There are major changes happening around the world in regards to user privacy protection. As consumers are becoming more aware of the value of personal internet user data and privacy, American lawmakers are scrambling to catch up to the European Union’s General Data Protection privacy laws. Jurisdictions, from California to Nevada, are passing legislation which can restrict the usage and sale of user data, and enacting rules which would require things like cookie notifications and privacy policies.
Here at Webspec, we are still working on our policies about privacy, and how we’re planning on rolling them into projects, but we’d like you to be informed and have enough time to consult with your attorney to implement changes before these laws go into effect. Here are a few things to know about new privacy laws:
In 2018, we posted a blog about new regulations in the European Union known as the General Data Protection Regulation, or GDPR. These rules required businesses with websites to inform users what data was being collected, as well as give them the opportunity to either opt-out of optional cookies, or to be “permanently forgotten” by having a method of purging private user data.
These broad rules affected any user physically located in the European Union, not just EU citizens. While the rules are significant to any multinational corporations doing business abroad, many small businesses in the United States didn’t worry about the implications of the GDPR laws.
Now, several states, including Iowa, have enacted some form of data privacy protection law, so businesses are more likely to be within a jurisdiction that regulates online privacy.
Supplementing the GDPR laws from the EU, there are new regulations going into effect in the United States over the next several months. These include one in the state of Nevada on October 1, 2019, and a California law which starts in January 2020.
Below, we touch on the main points of these bills, but we want to stress the fact that we are not lawyers and this should not be taken as legal advice. If you need any clarifications on how these bills specifically affect your business, ask your counselor to review the laws.
The Nevada Senate Bill 220 was passed in May 2019, and goes into effect on October 1, 2019. This law expands an existing privacy law giving consumers and end-users the chance to opt-out of the sale of what’s called “covered information,” which are different forms of personal data.
The covered information under the Nevada bill is defined as:
Under the new law, websites will also be required to opt-out of the sale of their private data. Nevada limits its definition of a “sale” to the exchange of covered information for monetary consideration, so it would be collecting things such as names, phone numbers or email addresses, and selling them for a profit. While it will still be legal to sell this user data, websites will need to offer the option to Nevada residents to opt-out. If businesses or websites fail to comply, they could be in violation of the new rules. Companies should come up with a plan with legal counsel on how to handle the required cookie notice, and how to handle individual requests to opt-out.

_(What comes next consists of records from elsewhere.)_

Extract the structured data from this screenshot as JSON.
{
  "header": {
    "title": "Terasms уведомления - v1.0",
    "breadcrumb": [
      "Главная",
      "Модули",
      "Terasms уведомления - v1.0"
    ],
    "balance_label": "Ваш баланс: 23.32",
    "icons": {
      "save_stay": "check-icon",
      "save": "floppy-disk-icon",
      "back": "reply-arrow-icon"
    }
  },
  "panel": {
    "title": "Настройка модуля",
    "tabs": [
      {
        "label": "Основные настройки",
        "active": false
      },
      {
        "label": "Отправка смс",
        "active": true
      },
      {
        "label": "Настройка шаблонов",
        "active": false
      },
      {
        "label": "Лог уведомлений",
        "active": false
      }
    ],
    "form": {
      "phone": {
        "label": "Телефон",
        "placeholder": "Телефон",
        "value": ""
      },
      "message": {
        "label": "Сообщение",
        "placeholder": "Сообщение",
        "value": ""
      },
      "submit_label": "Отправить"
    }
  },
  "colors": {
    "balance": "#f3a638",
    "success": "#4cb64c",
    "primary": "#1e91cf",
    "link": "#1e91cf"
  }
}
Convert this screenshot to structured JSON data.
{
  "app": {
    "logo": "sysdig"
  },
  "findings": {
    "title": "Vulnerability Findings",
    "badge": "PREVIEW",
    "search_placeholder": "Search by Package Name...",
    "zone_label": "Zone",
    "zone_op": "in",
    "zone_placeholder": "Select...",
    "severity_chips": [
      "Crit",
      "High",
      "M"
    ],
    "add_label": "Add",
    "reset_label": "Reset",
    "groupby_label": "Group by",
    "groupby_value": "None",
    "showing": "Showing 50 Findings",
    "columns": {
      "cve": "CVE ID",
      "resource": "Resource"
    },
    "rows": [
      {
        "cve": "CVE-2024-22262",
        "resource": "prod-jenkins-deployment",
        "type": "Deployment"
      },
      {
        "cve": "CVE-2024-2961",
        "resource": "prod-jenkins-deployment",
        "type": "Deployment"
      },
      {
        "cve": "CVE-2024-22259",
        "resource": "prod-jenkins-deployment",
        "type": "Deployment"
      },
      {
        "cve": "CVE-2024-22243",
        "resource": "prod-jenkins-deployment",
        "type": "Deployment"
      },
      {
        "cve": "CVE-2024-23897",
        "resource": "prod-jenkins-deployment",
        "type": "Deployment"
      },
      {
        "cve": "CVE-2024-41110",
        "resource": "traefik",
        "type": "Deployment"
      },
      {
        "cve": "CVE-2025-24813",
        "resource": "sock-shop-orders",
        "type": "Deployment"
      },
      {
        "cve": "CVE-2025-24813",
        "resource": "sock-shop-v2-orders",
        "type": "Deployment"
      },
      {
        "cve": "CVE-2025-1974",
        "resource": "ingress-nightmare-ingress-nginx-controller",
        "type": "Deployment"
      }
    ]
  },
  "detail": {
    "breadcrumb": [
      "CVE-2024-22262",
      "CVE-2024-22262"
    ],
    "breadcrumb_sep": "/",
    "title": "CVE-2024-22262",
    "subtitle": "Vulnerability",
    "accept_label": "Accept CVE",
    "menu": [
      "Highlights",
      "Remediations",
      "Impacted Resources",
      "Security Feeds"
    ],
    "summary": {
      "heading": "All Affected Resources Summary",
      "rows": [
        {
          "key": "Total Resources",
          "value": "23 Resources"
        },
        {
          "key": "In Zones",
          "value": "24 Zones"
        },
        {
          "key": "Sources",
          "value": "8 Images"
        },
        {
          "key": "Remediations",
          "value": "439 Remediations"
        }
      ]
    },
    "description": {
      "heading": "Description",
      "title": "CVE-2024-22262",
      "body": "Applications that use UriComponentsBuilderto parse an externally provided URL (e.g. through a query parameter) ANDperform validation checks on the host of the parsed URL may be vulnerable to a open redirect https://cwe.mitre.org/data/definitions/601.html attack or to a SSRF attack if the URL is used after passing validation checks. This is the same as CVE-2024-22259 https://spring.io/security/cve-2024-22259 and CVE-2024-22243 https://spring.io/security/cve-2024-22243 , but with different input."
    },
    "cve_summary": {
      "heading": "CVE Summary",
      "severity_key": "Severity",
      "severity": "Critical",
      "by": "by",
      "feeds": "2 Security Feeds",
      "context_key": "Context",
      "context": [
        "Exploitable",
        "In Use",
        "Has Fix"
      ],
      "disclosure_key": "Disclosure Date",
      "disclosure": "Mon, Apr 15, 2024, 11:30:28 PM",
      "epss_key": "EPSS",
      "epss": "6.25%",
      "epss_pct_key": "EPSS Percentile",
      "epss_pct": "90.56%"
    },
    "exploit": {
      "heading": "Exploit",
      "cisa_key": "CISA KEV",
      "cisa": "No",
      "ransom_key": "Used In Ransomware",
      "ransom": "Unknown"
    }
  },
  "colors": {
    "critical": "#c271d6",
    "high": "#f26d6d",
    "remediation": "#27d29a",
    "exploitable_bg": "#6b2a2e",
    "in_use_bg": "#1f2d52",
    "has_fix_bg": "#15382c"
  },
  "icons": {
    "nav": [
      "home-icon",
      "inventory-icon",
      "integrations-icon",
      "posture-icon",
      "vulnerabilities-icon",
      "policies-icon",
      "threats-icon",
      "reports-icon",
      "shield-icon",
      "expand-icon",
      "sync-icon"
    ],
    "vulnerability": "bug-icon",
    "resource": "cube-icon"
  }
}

California has a similar user privacy protection law going into effect on January 1, 2020. This new regulation has a bit wider scope than the Nevada law, because it defines “personal information” as any “information that identifies, relates to, describes, is capable of being associated with, or could reasonably be linked, directly or indirectly, with a particular consumer or household.”

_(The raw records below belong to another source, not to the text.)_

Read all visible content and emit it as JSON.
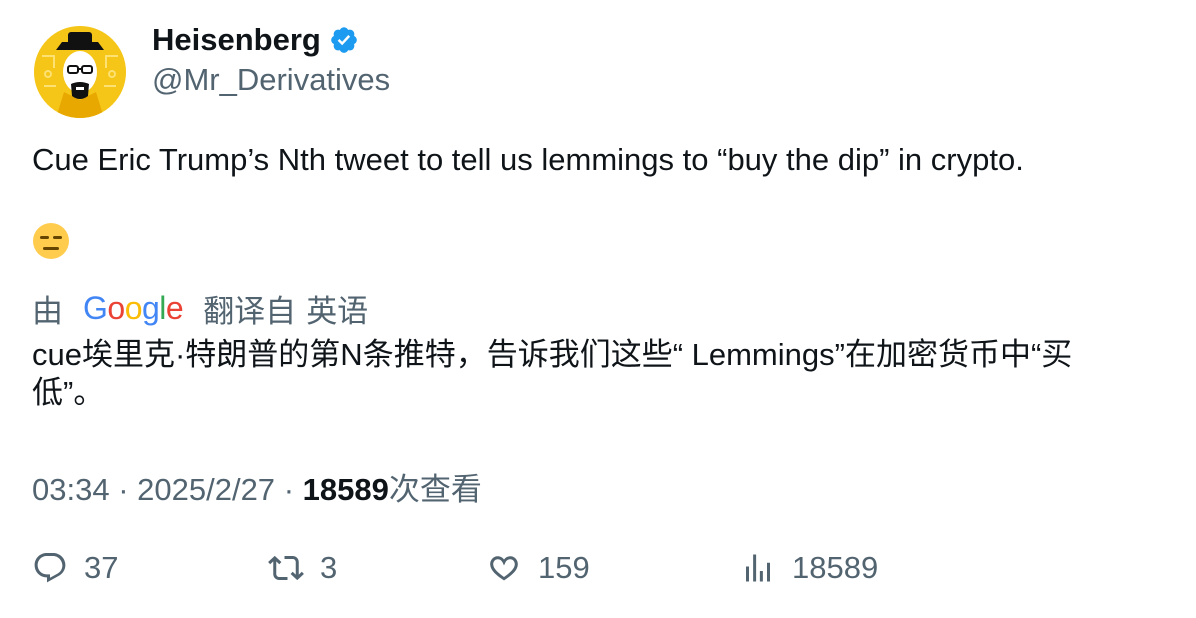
{
  "author": {
    "name": "Heisenberg",
    "handle": "@Mr_Derivatives",
    "verified": true,
    "avatar_icon": "heisenberg-avatar-icon"
  },
  "tweet": {
    "text": "Cue Eric Trump’s Nth tweet to tell us lemmings to “buy the dip” in crypto.",
    "emoji": "expressionless-face-emoji"
  },
  "translation": {
    "by_label": "由",
    "provider": "Google",
    "from_label": "翻译自",
    "language": "英语",
    "text": "cue埃里克·特朗普的第N条推特，告诉我们这些“ Lemmings”在加密货币中“买低”。"
  },
  "meta": {
    "time": "03:34",
    "date": "2025/2/27",
    "views_count": "18589",
    "views_label": "次查看"
  },
  "actions": {
    "replies": "37",
    "reposts": "3",
    "likes": "159",
    "views": "18589"
  },
  "colors": {
    "text": "#0f1419",
    "secondary": "#536471",
    "verified": "#1d9bf0",
    "avatar_bg": "#f5c518"
  }
}
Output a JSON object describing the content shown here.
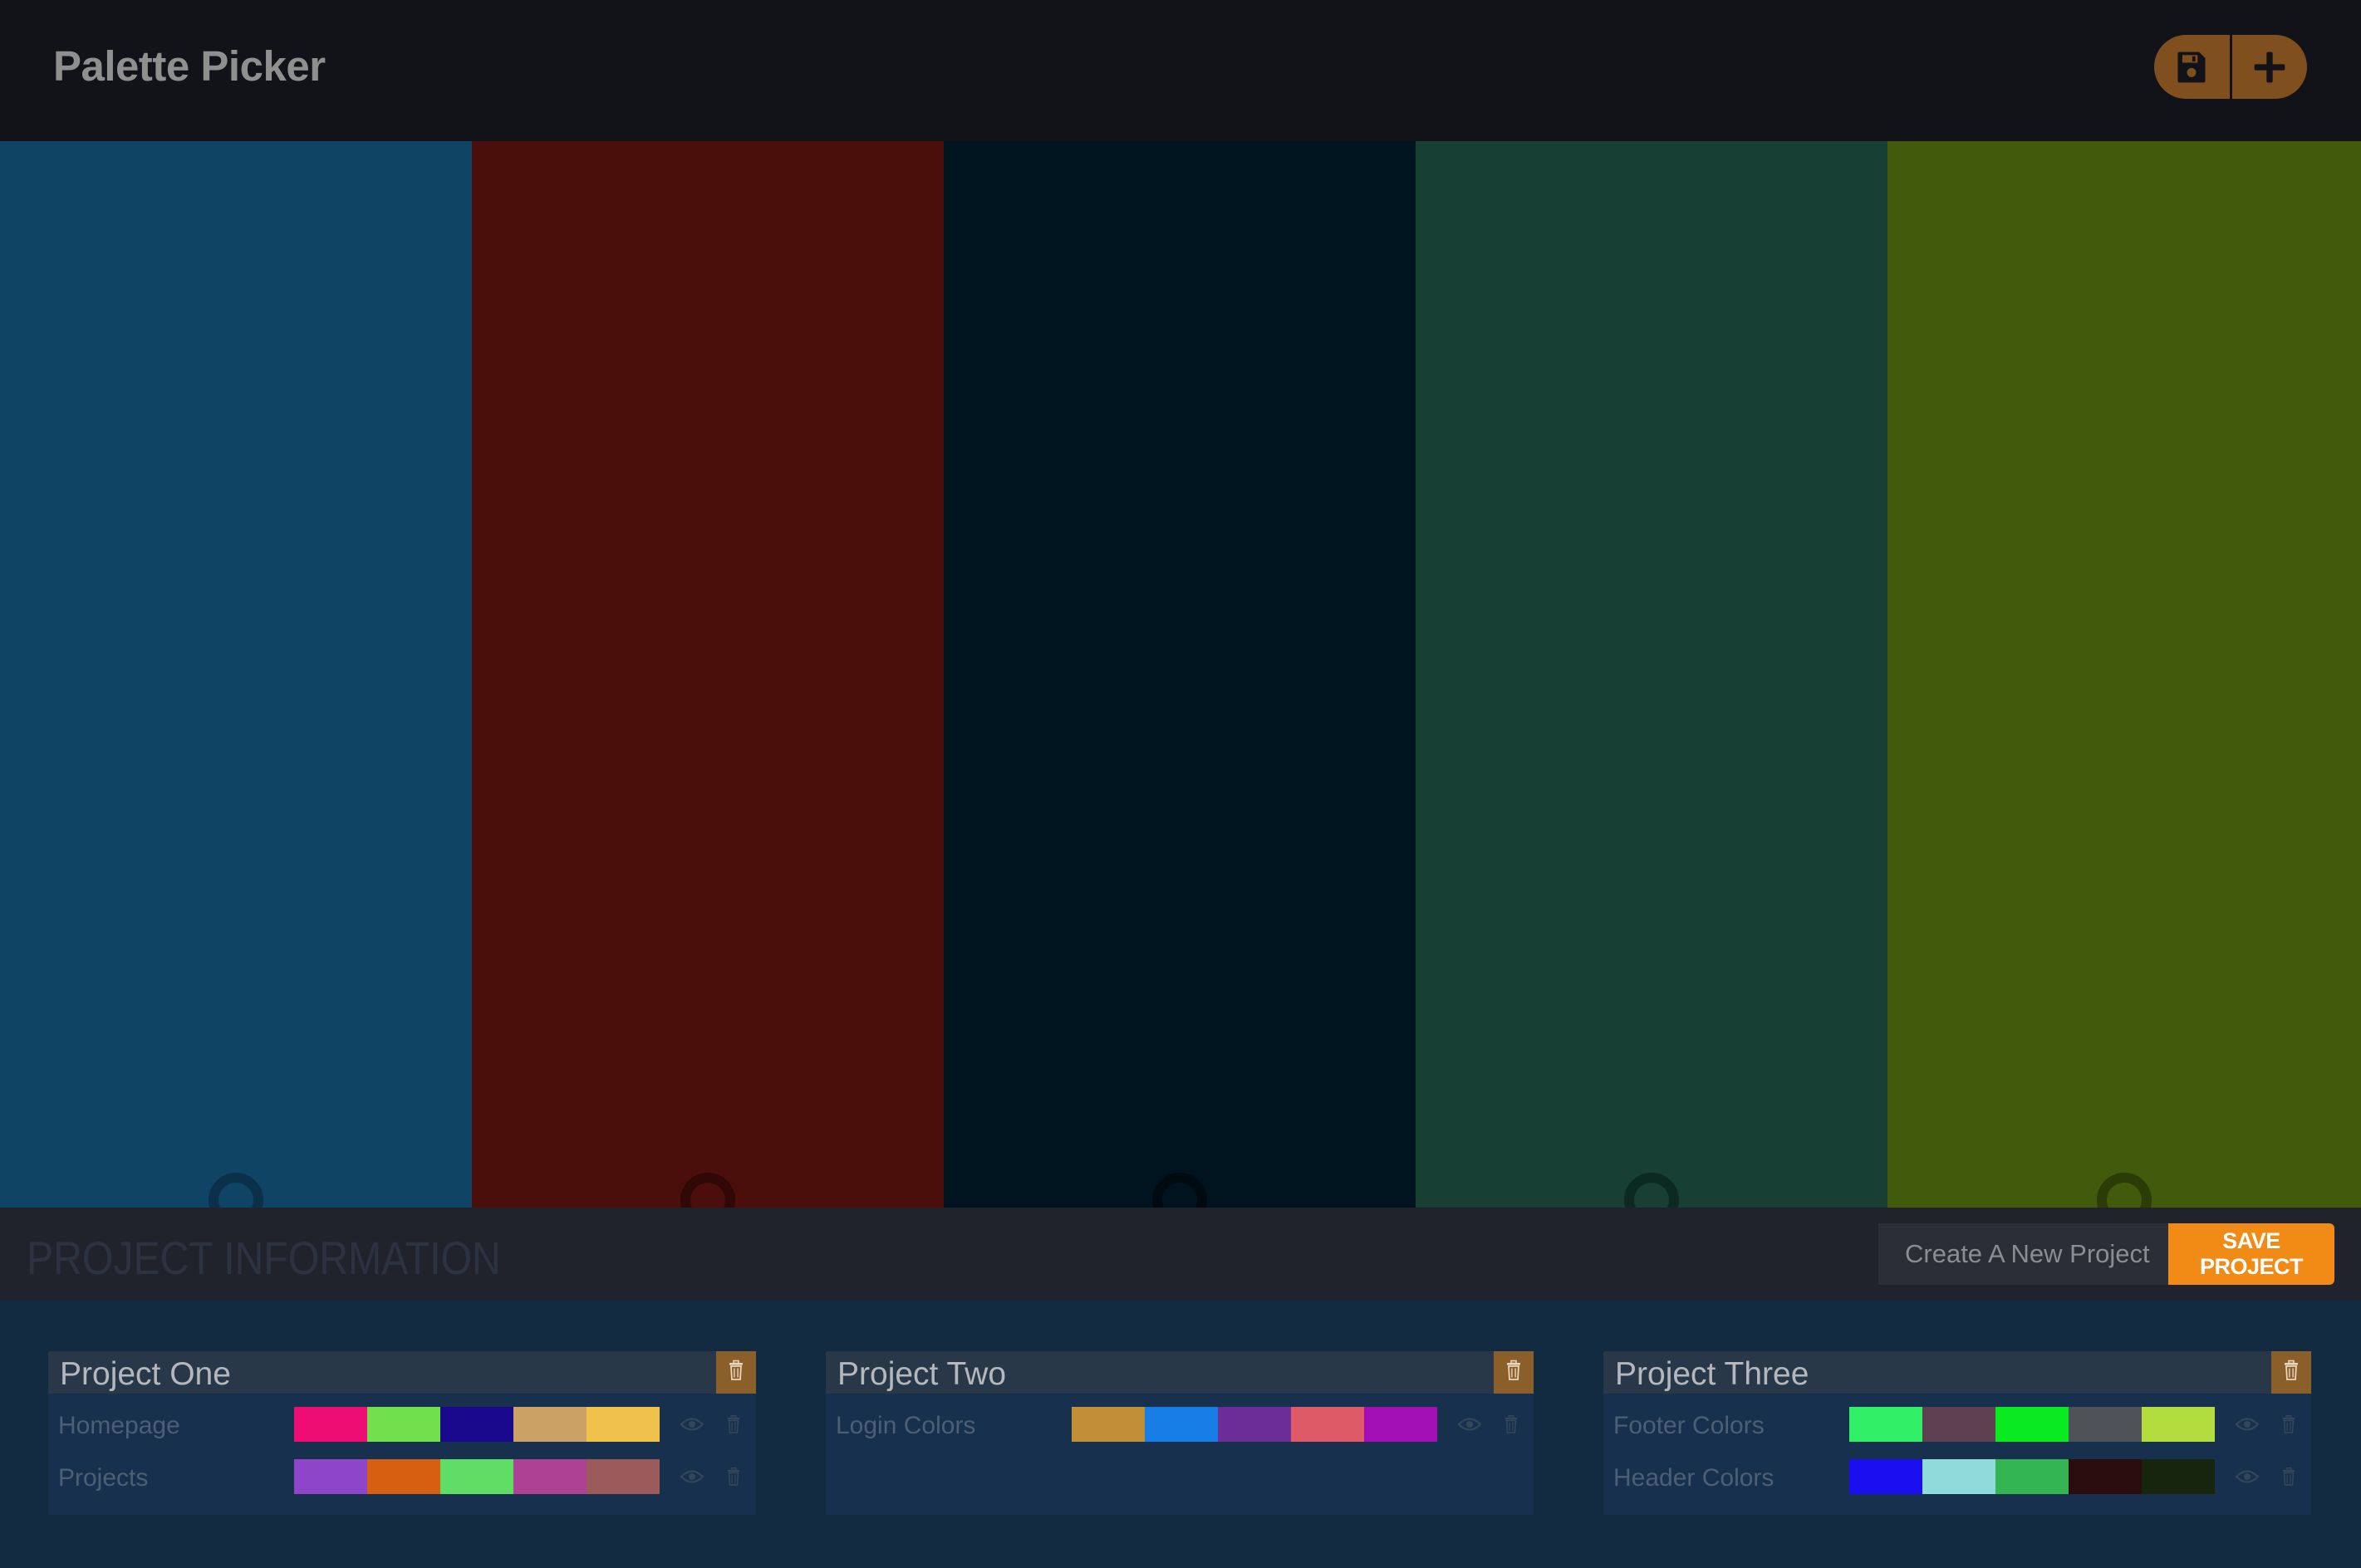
{
  "header": {
    "title": "Palette Picker",
    "save_button_icon": "floppy-disk-icon",
    "add_button_icon": "plus-icon",
    "button_color": "#7f4f1d"
  },
  "palette": {
    "colors": [
      {
        "hex": "#104464",
        "handle": "#0b3049"
      },
      {
        "hex": "#4a0f0b",
        "handle": "#300806"
      },
      {
        "hex": "#001420",
        "handle": "#000a11"
      },
      {
        "hex": "#173f34",
        "handle": "#0d2a22"
      },
      {
        "hex": "#425a0c",
        "handle": "#2b3c06"
      }
    ],
    "lock_icon": "lock-handle-icon"
  },
  "info_bar": {
    "title": "PROJECT INFORMATION",
    "new_project_placeholder": "Create A New Project",
    "save_label": "SAVE PROJECT",
    "accent": "#f28a16"
  },
  "projects": [
    {
      "name": "Project One",
      "palettes": [
        {
          "name": "Homepage",
          "colors": [
            "#ed0d73",
            "#72e04c",
            "#1a088d",
            "#cba165",
            "#f0c14b"
          ]
        },
        {
          "name": "Projects",
          "colors": [
            "#8e45c9",
            "#d65f12",
            "#5fdd65",
            "#ad4194",
            "#9c5b5b"
          ]
        }
      ]
    },
    {
      "name": "Project Two",
      "palettes": [
        {
          "name": "Login Colors",
          "colors": [
            "#c18f35",
            "#177ee8",
            "#6b2e98",
            "#dd5a66",
            "#a10fb5"
          ]
        }
      ]
    },
    {
      "name": "Project Three",
      "palettes": [
        {
          "name": "Footer Colors",
          "colors": [
            "#31ef67",
            "#5e4050",
            "#0aea20",
            "#4f5256",
            "#b3dd3f"
          ]
        },
        {
          "name": "Header Colors",
          "colors": [
            "#1a0ff1",
            "#8edbd9",
            "#34b553",
            "#2b0d10",
            "#17240e"
          ]
        }
      ]
    }
  ],
  "icons": {
    "delete": "trash-icon",
    "view": "eye-icon"
  }
}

The California law also covers non-household data, such as work email addresses, phone numbers or addresses.
While this may be just the beginning of user privacy protection laws, it is important to note that both of these laws are written in a way to prevent mass litigation. Only the Attorneys General of Nevada or California are allowed to sue using these laws, so it should minimize any random lawsuits like what sometimes happens with the ADA laws.
The first, and most important thing to do is have your lawyer or attorney read the Nevada and California laws to see how they apply to you and your website. They should be able to tell you what steps you need to take in order to make your website or application in compliance, which we’d be happy to help you with.

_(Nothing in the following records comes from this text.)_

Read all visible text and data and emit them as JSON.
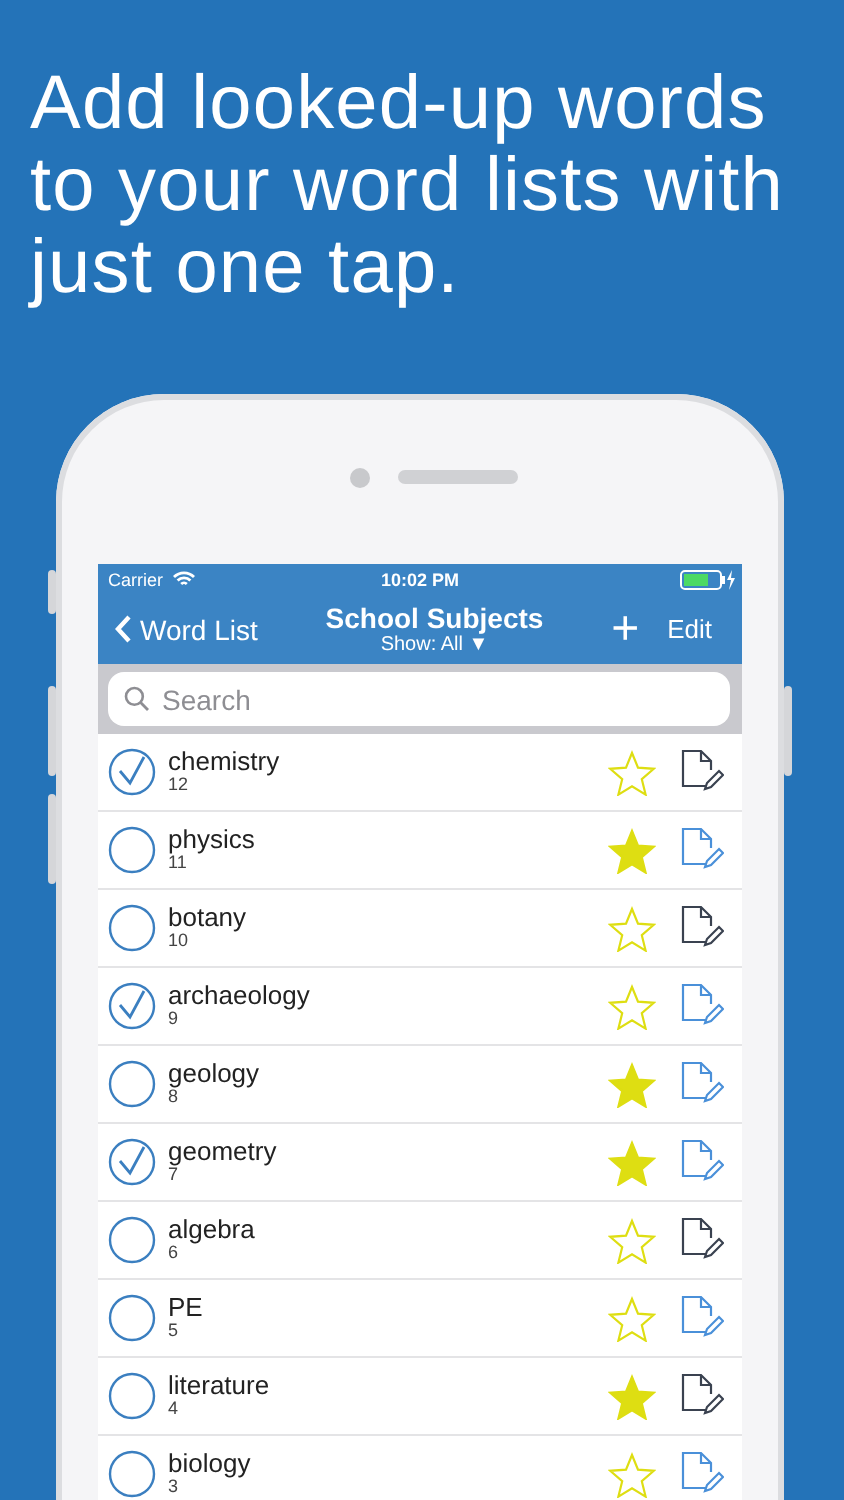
{
  "headline": "Add looked-up words to your word lists with just one tap.",
  "status_bar": {
    "carrier": "Carrier",
    "time": "10:02 PM"
  },
  "nav": {
    "back": "Word List",
    "title": "School Subjects",
    "filter": "Show: All ▼",
    "add": "+",
    "edit": "Edit"
  },
  "search": {
    "placeholder": "Search"
  },
  "lists": [
    {
      "name": "chemistry",
      "count": "12",
      "checked": true,
      "favorite": false,
      "has_note": true
    },
    {
      "name": "physics",
      "count": "11",
      "checked": false,
      "favorite": true,
      "has_note": false
    },
    {
      "name": "botany",
      "count": "10",
      "checked": false,
      "favorite": false,
      "has_note": true
    },
    {
      "name": "archaeology",
      "count": "9",
      "checked": true,
      "favorite": false,
      "has_note": false
    },
    {
      "name": "geology",
      "count": "8",
      "checked": false,
      "favorite": true,
      "has_note": false
    },
    {
      "name": "geometry",
      "count": "7",
      "checked": true,
      "favorite": true,
      "has_note": false
    },
    {
      "name": "algebra",
      "count": "6",
      "checked": false,
      "favorite": false,
      "has_note": true
    },
    {
      "name": "PE",
      "count": "5",
      "checked": false,
      "favorite": false,
      "has_note": false
    },
    {
      "name": "literature",
      "count": "4",
      "checked": false,
      "favorite": true,
      "has_note": true
    },
    {
      "name": "biology",
      "count": "3",
      "checked": false,
      "favorite": false,
      "has_note": false
    }
  ]
}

If you sell any of this data, keep in mind the implications outlined above that you may need to take into account.
Iowa also passed a user privacy law in 2018, which protects the privacy of minors. If the majority of a website’s target audience is under 18, then they are not allowed to track, target or sell school-aged children’s personal identifying markers.